In order to facilitate the determination of this appropriate share of the compensation to which press publishers are entitled, the Belgian law provides for an obligation of transparency on the part of information society service providers towards press publishers. This is intended to enable press publishers to assess the economic value of their right. The same applies to press publishers with regard to the authors of works incorporated in a press publication.
New rules for sharing protected content
The Directive provides new rules for online content-sharing service providers for protected content that is uploaded by its users (Article 17 of the Directive, transposed by Articles XI.228/3, XI.228/5, XI.228/6, XI.228/7, XI.228/8 and XI.228/9 of the Code of economic law). According to the European legislator, this provision is intended to eliminate legal uncertainty that exists as to

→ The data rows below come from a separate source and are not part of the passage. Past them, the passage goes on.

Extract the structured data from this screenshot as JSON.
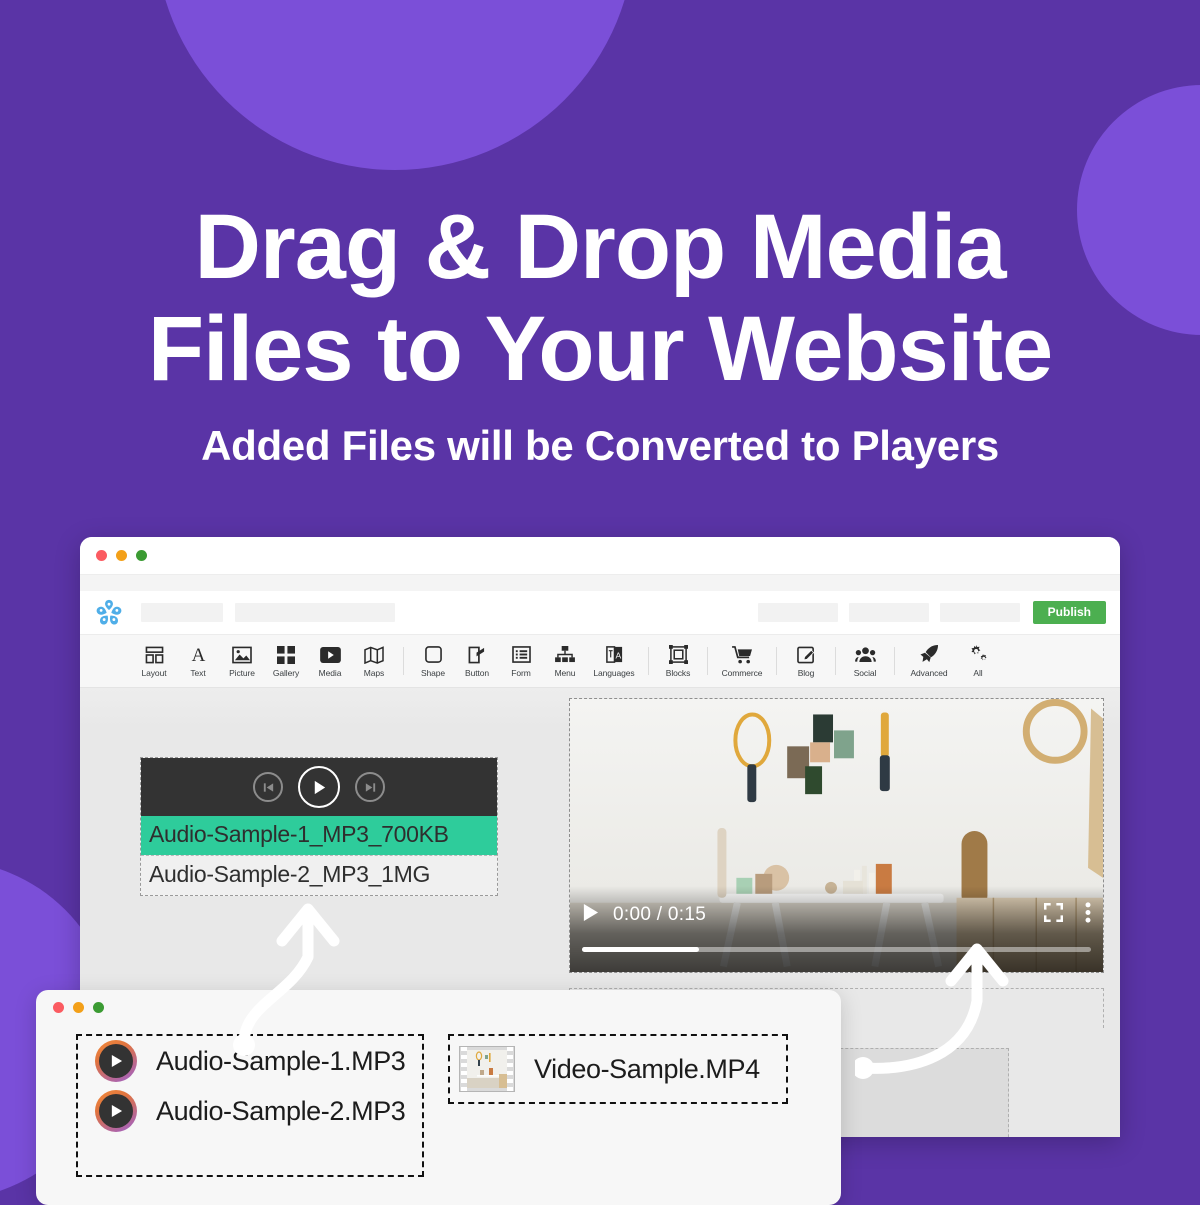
{
  "theme": {
    "bg_purple": "#5A34A6",
    "circle_purple": "#7B4FD8",
    "accent_green": "#4CAF50",
    "audio_highlight": "#2ECC9B",
    "canvas_gray": "#E8E8E8"
  },
  "hero": {
    "headline_line1": "Drag & Drop Media",
    "headline_line2": "Files to Your Website",
    "subheadline": "Added Files will be Converted to Players"
  },
  "builder_window": {
    "traffic_lights": [
      "close-red",
      "minimize-amber",
      "maximize-green"
    ],
    "logo": "site-builder-logo",
    "header_placeholders": [
      "",
      "",
      "",
      "",
      ""
    ],
    "publish_label": "Publish",
    "toolbar": {
      "items": [
        {
          "label": "Layout",
          "icon": "layout-icon"
        },
        {
          "label": "Text",
          "icon": "text-icon"
        },
        {
          "label": "Picture",
          "icon": "picture-icon"
        },
        {
          "label": "Gallery",
          "icon": "gallery-icon"
        },
        {
          "label": "Media",
          "icon": "media-icon"
        },
        {
          "label": "Maps",
          "icon": "maps-icon"
        },
        {
          "label": "Shape",
          "icon": "shape-icon"
        },
        {
          "label": "Button",
          "icon": "button-icon"
        },
        {
          "label": "Form",
          "icon": "form-icon"
        },
        {
          "label": "Menu",
          "icon": "menu-icon"
        },
        {
          "label": "Languages",
          "icon": "languages-icon"
        },
        {
          "label": "Blocks",
          "icon": "blocks-icon"
        },
        {
          "label": "Commerce",
          "icon": "commerce-icon"
        },
        {
          "label": "Blog",
          "icon": "blog-icon"
        },
        {
          "label": "Social",
          "icon": "social-icon"
        },
        {
          "label": "Advanced",
          "icon": "advanced-icon"
        },
        {
          "label": "All",
          "icon": "all-icon"
        }
      ]
    }
  },
  "audio_player_widget": {
    "controls": [
      "previous-track",
      "play",
      "next-track"
    ],
    "tracks": [
      {
        "name": "Audio-Sample-1_MP3_700KB",
        "active": true
      },
      {
        "name": "Audio-Sample-2_MP3_1MG",
        "active": false
      }
    ]
  },
  "video_player_widget": {
    "play_state": "paused",
    "time_display": "0:00 / 0:15",
    "current_time": "0:00",
    "duration": "0:15",
    "progress_percent": 23,
    "controls": [
      "play",
      "fullscreen",
      "more-options"
    ]
  },
  "files_window": {
    "traffic_lights": [
      "close-red",
      "minimize-amber",
      "maximize-green"
    ],
    "audio_files": [
      {
        "name": "Audio-Sample-1.MP3",
        "icon": "audio-play-icon"
      },
      {
        "name": "Audio-Sample-2.MP3",
        "icon": "audio-play-icon"
      }
    ],
    "video_files": [
      {
        "name": "Video-Sample.MP4",
        "icon": "film-strip-icon"
      }
    ]
  },
  "arrows": [
    {
      "name": "drag-arrow-audio",
      "from": "audio-files-drop-zone",
      "to": "audio-player-widget"
    },
    {
      "name": "drag-arrow-video",
      "from": "video-file-drop-zone",
      "to": "video-player-widget"
    }
  ]
}
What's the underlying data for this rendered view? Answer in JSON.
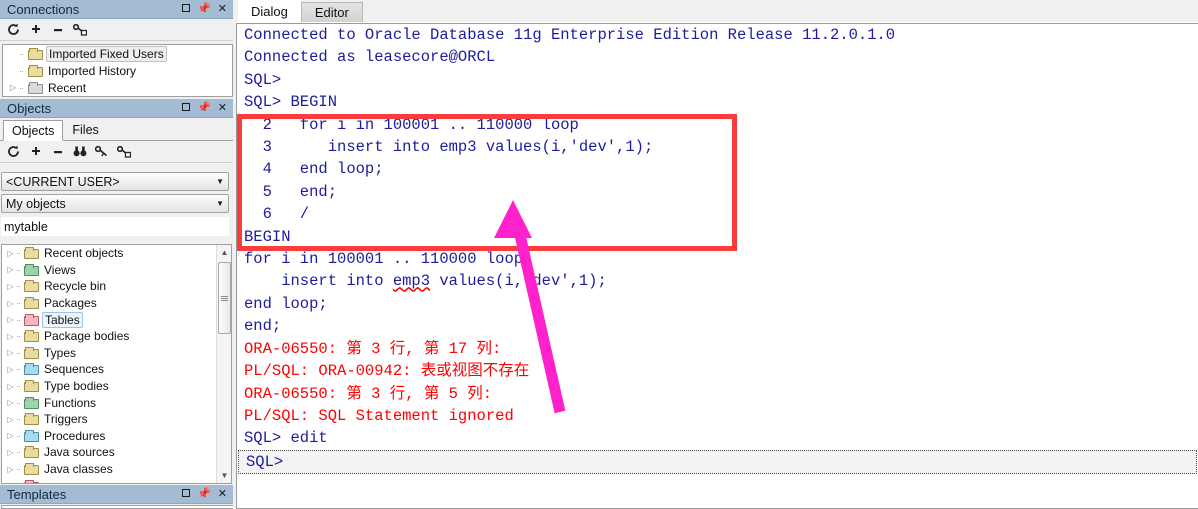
{
  "connections_panel": {
    "title": "Connections",
    "window_buttons": [
      "maximize",
      "pin",
      "close"
    ],
    "toolbar_icons": [
      "refresh-icon",
      "plus-icon",
      "minus-icon",
      "key-lock-icon"
    ],
    "tree": [
      {
        "label": "Imported Fixed Users",
        "icon": "folder-icon",
        "color": "yellow",
        "expander": false,
        "selected": true
      },
      {
        "label": "Imported History",
        "icon": "folder-icon",
        "color": "yellow",
        "expander": false,
        "selected": false
      },
      {
        "label": "Recent",
        "icon": "folder-icon",
        "color": "gray",
        "expander": true,
        "selected": false
      }
    ]
  },
  "objects_panel": {
    "title": "Objects",
    "window_buttons": [
      "maximize",
      "pin",
      "close"
    ],
    "tabs": [
      {
        "label": "Objects",
        "active": true
      },
      {
        "label": "Files",
        "active": false
      }
    ],
    "toolbar_icons": [
      "refresh-icon",
      "plus-icon",
      "minus-icon",
      "binoculars-icon",
      "key-icon",
      "key-lock-icon"
    ],
    "user_select": {
      "value": "<CURRENT USER>"
    },
    "scope_select": {
      "value": "My objects"
    },
    "filter_field": {
      "value": "mytable",
      "placeholder": ""
    },
    "tree": [
      {
        "label": "Recent objects",
        "color": "yellow",
        "selected": false
      },
      {
        "label": "Views",
        "color": "green",
        "selected": false
      },
      {
        "label": "Recycle bin",
        "color": "yellow",
        "selected": false
      },
      {
        "label": "Packages",
        "color": "yellow",
        "selected": false
      },
      {
        "label": "Tables",
        "color": "pink",
        "selected": true
      },
      {
        "label": "Package bodies",
        "color": "yellow",
        "selected": false
      },
      {
        "label": "Types",
        "color": "yellow",
        "selected": false
      },
      {
        "label": "Sequences",
        "color": "cyan",
        "selected": false
      },
      {
        "label": "Type bodies",
        "color": "yellow",
        "selected": false
      },
      {
        "label": "Functions",
        "color": "green",
        "selected": false
      },
      {
        "label": "Triggers",
        "color": "yellow",
        "selected": false
      },
      {
        "label": "Procedures",
        "color": "cyan",
        "selected": false
      },
      {
        "label": "Java sources",
        "color": "yellow",
        "selected": false
      },
      {
        "label": "Java classes",
        "color": "yellow",
        "selected": false
      },
      {
        "label": "..",
        "color": "pink",
        "selected": false
      }
    ]
  },
  "templates_panel": {
    "title": "Templates",
    "window_buttons": [
      "maximize",
      "pin",
      "close"
    ]
  },
  "main": {
    "tabs": [
      {
        "label": "Dialog",
        "active": true
      },
      {
        "label": "Editor",
        "active": false
      }
    ],
    "console_lines": [
      {
        "text": "Connected to Oracle Database 11g Enterprise Edition Release 11.2.0.1.0",
        "kind": "normal"
      },
      {
        "text": "Connected as leasecore@ORCL",
        "kind": "normal"
      },
      {
        "text": "",
        "kind": "blank"
      },
      {
        "text": "SQL>",
        "kind": "normal"
      },
      {
        "text": "SQL> BEGIN",
        "kind": "normal"
      },
      {
        "text": "  2   for i in 100001 .. 110000 loop",
        "kind": "normal"
      },
      {
        "text": "  3      insert into emp3 values(i,'dev',1);",
        "kind": "normal"
      },
      {
        "text": "  4   end loop;",
        "kind": "normal"
      },
      {
        "text": "  5   end;",
        "kind": "normal"
      },
      {
        "text": "  6   /",
        "kind": "normal"
      },
      {
        "text": "BEGIN",
        "kind": "normal"
      },
      {
        "text": "for i in 100001 .. 110000 loop",
        "kind": "normal"
      },
      {
        "text": "    insert into emp3 values(i,'dev',1);",
        "kind": "normal",
        "squiggle": "emp3"
      },
      {
        "text": "end loop;",
        "kind": "normal"
      },
      {
        "text": "end;",
        "kind": "normal"
      },
      {
        "text": "ORA-06550: 第 3 行, 第 17 列:",
        "kind": "error"
      },
      {
        "text": "PL/SQL: ORA-00942: 表或视图不存在",
        "kind": "error"
      },
      {
        "text": "ORA-06550: 第 3 行, 第 5 列:",
        "kind": "error"
      },
      {
        "text": "PL/SQL: SQL Statement ignored",
        "kind": "error"
      },
      {
        "text": "",
        "kind": "blank"
      },
      {
        "text": "SQL> edit",
        "kind": "normal"
      },
      {
        "text": "SQL>",
        "kind": "normal",
        "focused": true
      }
    ]
  },
  "annotations": {
    "highlight_box": {
      "shape": "rectangle",
      "color": "#fa3c3c",
      "target": "sql-begin-block"
    },
    "arrow": {
      "shape": "arrow",
      "color": "#ff22cc",
      "points_to": "emp3"
    }
  },
  "colors": {
    "console_text": "#1d1d9c",
    "error_text": "#ff0000",
    "panel_title_bg": "#a3bcd3",
    "annotation_red": "#fa3c3c",
    "annotation_magenta": "#ff22cc"
  }
}
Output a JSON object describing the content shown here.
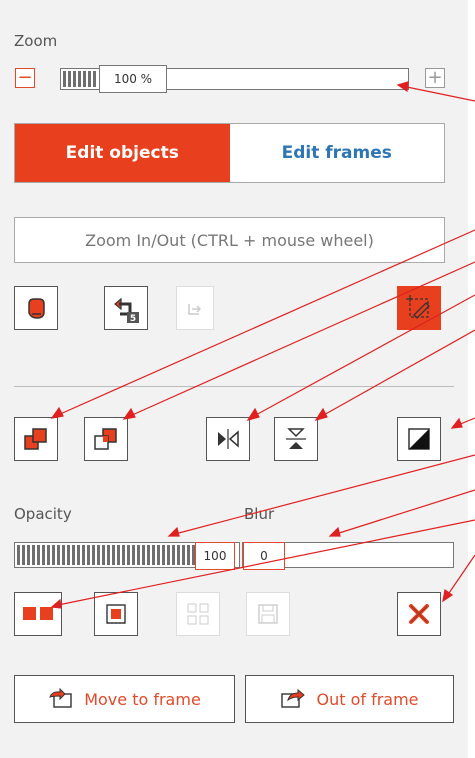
{
  "zoom": {
    "label": "Zoom",
    "value_text": "100 %",
    "level_fraction": 0.1,
    "minus_icon": "minus-icon",
    "plus_icon": "plus-icon"
  },
  "tabs": [
    {
      "label": "Edit objects",
      "active": true
    },
    {
      "label": "Edit frames",
      "active": false
    }
  ],
  "info": {
    "text": "Zoom In/Out (CTRL + mouse wheel)"
  },
  "toolbar1": {
    "items": [
      {
        "name": "hand-icon",
        "enabled": true
      },
      {
        "name": "undo-icon",
        "enabled": true,
        "badge": "5"
      },
      {
        "name": "redo-icon",
        "enabled": false
      },
      {
        "name": "select-tool-icon",
        "enabled": true,
        "active": true
      }
    ]
  },
  "toolbar2": {
    "items": [
      "bring-forward-icon",
      "send-backward-icon",
      "flip-horizontal-icon",
      "flip-vertical-icon",
      "contrast-icon"
    ]
  },
  "opacity": {
    "label": "Opacity",
    "value": "100",
    "level_fraction": 1.0
  },
  "blur": {
    "label": "Blur",
    "value": "0",
    "level_fraction": 0.0
  },
  "toolbar3": {
    "items": [
      {
        "name": "duplicate-icon",
        "enabled": true
      },
      {
        "name": "crop-icon",
        "enabled": true
      },
      {
        "name": "group-icon",
        "enabled": false
      },
      {
        "name": "save-icon",
        "enabled": false
      },
      {
        "name": "delete-icon",
        "enabled": true
      }
    ]
  },
  "frame_buttons": {
    "move_to_frame": "Move to frame",
    "out_of_frame": "Out of frame"
  },
  "colors": {
    "accent": "#e8401f",
    "link": "#2e75b5",
    "panel": "#f2f2f2"
  }
}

“whether the providers of such services engage in copyright-relevant acts, and need to obtain authorisation from rightholders for content uploaded by their users […] [and which] affects the ability of rightholders to determine whether, and under which conditions, their works and other subject matter are used, as well as their ability to obtain appropriate remuneration for such use.” (Recital 61 of the Directive).
Online content-sharing service providers must, therefore, obtain the authorisation of the rightholders when they allow the public to access works or other subject matter that is protected by copyright and that was uploaded by their users. In this respect, the Belgian law also provides for a non-transferable right to remuneration for authors and holders of related rights whose works and performances are uploaded. Without the rightholders’s authorisation, the service provider shall be liable for unauthorised acts of communication to the public, unless they can demonstrate that they made best efforts to obtain the authorisation.
The Directive and the Belgian law also give rightholders the possibility to inform online content-sharing service providers of the unauthorised presence of their works on their online service. In addition, they can ask for it to be removed or blocked. As such, the online service providers must act expeditiously in order to ensure that the content identified by the rightholders is removed or blocked.
Measures to ensure appropriate and fair remuneration for authors and performers
Finally, the Directive and the Belgian law contain measures to ensure that authors and performers (actors, singers, musicians etc.) receive an appropriate and fair remuneration for the exploitation of their works and performances. These measures include a.o.:
- a transparency obligation concerning remuneration of the parties to whom they transferred their rights or granted the licence (for example, producers and publishers), with regard to artists and performers (Article 19 of the Directive, transposed by Articles XI.167/2, XI.167/5, XI.205/2 and XI.205/5of the Code of economic law);
- a success clause for authors and performers when the initially agreed remuneration does not allow them to enjoy the unexpected success of the exploitation (Article 20 of the Directive, transposed by Articles XI.167/3, XI.167/5, XI.205/3 and XI.205/5 of the Code of economic law);
- the possibility for authors and performers (right of revocation) to regain their rights when their works and performances are not exploited by the persons with whom they concluded an exclusive contract (Article 22 of the Directive, transposed by Articles XI.167/4, XI.167/5, XI.205/4 and XI.205/5 of the Code of economic law);
- out-of-court redress mechanisms for the settlement of disputes (Article 21 of the Directive); and
- the provision of a right to remuneration for authors and performers in respect of certain information society service providers whose main purpose or one of the main purposes is the offering for profit of a significant quantity of audio and/or audiovisual works (Articles XI.228/10 and XI.228/11 of the Code of economic law).